MillerCoors Execs Think the Future of Craft Beer Is... MillerCoors, Basically

Credit: Daniel Acker/Bloomberg via Getty Images

Pete Marino and Paul Verdu don't care about the taste of your beer. Or, they don't think it's that important, anyway.

For the two MillerCoors executives it's all about branding. In a conversation with AdAge at the recent National Beer Wholesalers Association Marino (president of MillerCoors' craft and imports division,Tenth and Blake) and Verdu (Tenth and Blake VP of sales and marketing) offered their thoughts on independent brewers and the future they have in the beer game. These gentleman do not think it's a rosy one for the little guys.

Shortly after the conversation took place, a campaign of the Brewer's Association to fund the billions necessary to buy Anheuser Bush InBev — it was a joke, mostly, but it was also meant to shine a light on Big Beer's simplification of independent beer.
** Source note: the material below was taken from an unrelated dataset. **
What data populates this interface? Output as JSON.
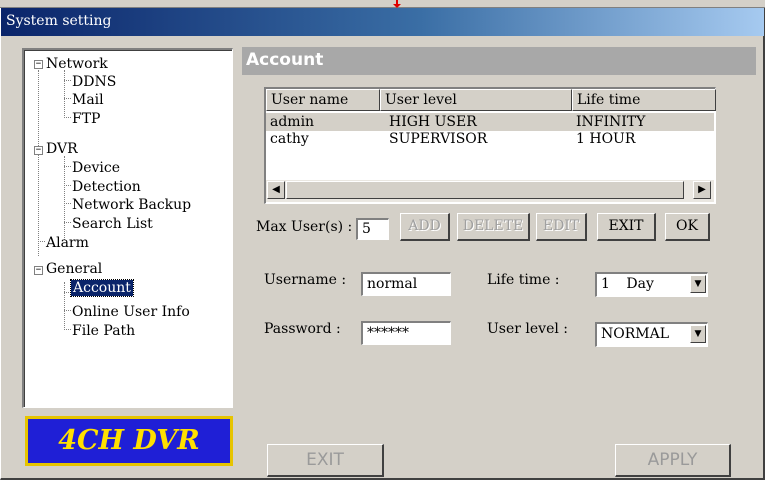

They even made a fun video.

Marino later shot back at the Brewer's Association in a MillerCoors blog post, scoffing at the idea of "taking craft beer back." "If the number of inbound calls that we are getting is any indication," he said, "More and more independent craft brewers are open to the idea, or at the very least exploring their options to partner with a large brewer or financial partner." Oof.

In conversation with AdAge Marino stated plainly his feeling that any brewer can't succeed just by making a quality, good tasting beer. In his opinion, any brew operation must think about their branding and how their product can reach as many people as possible. "You've got to start thinking about building and driving a brand," he said.

In Verdu's view there are just too many beers out there. He believes folks just can't handle going to their favorite beer cop spot and having all of these options. They need fewer choices and for the beers in front of them to have a backstory they can identify with. "We firmly believe it's the brands that are going to win out," he said.

So, to summarize? Branding is king. And branding, it should be noted, is just code for marketing, which is expensive and therefore off-limits to most craft brewers. Unless, of course, they get bought out by someone like MillerCoors.

How convenient.

Read the entire conversation over at AdAge.

This post has been updated to correct an error in the timeline of events: the conversation between AdAge and Marino/Verdu took place before the "Take Craft Back" campaign was launched.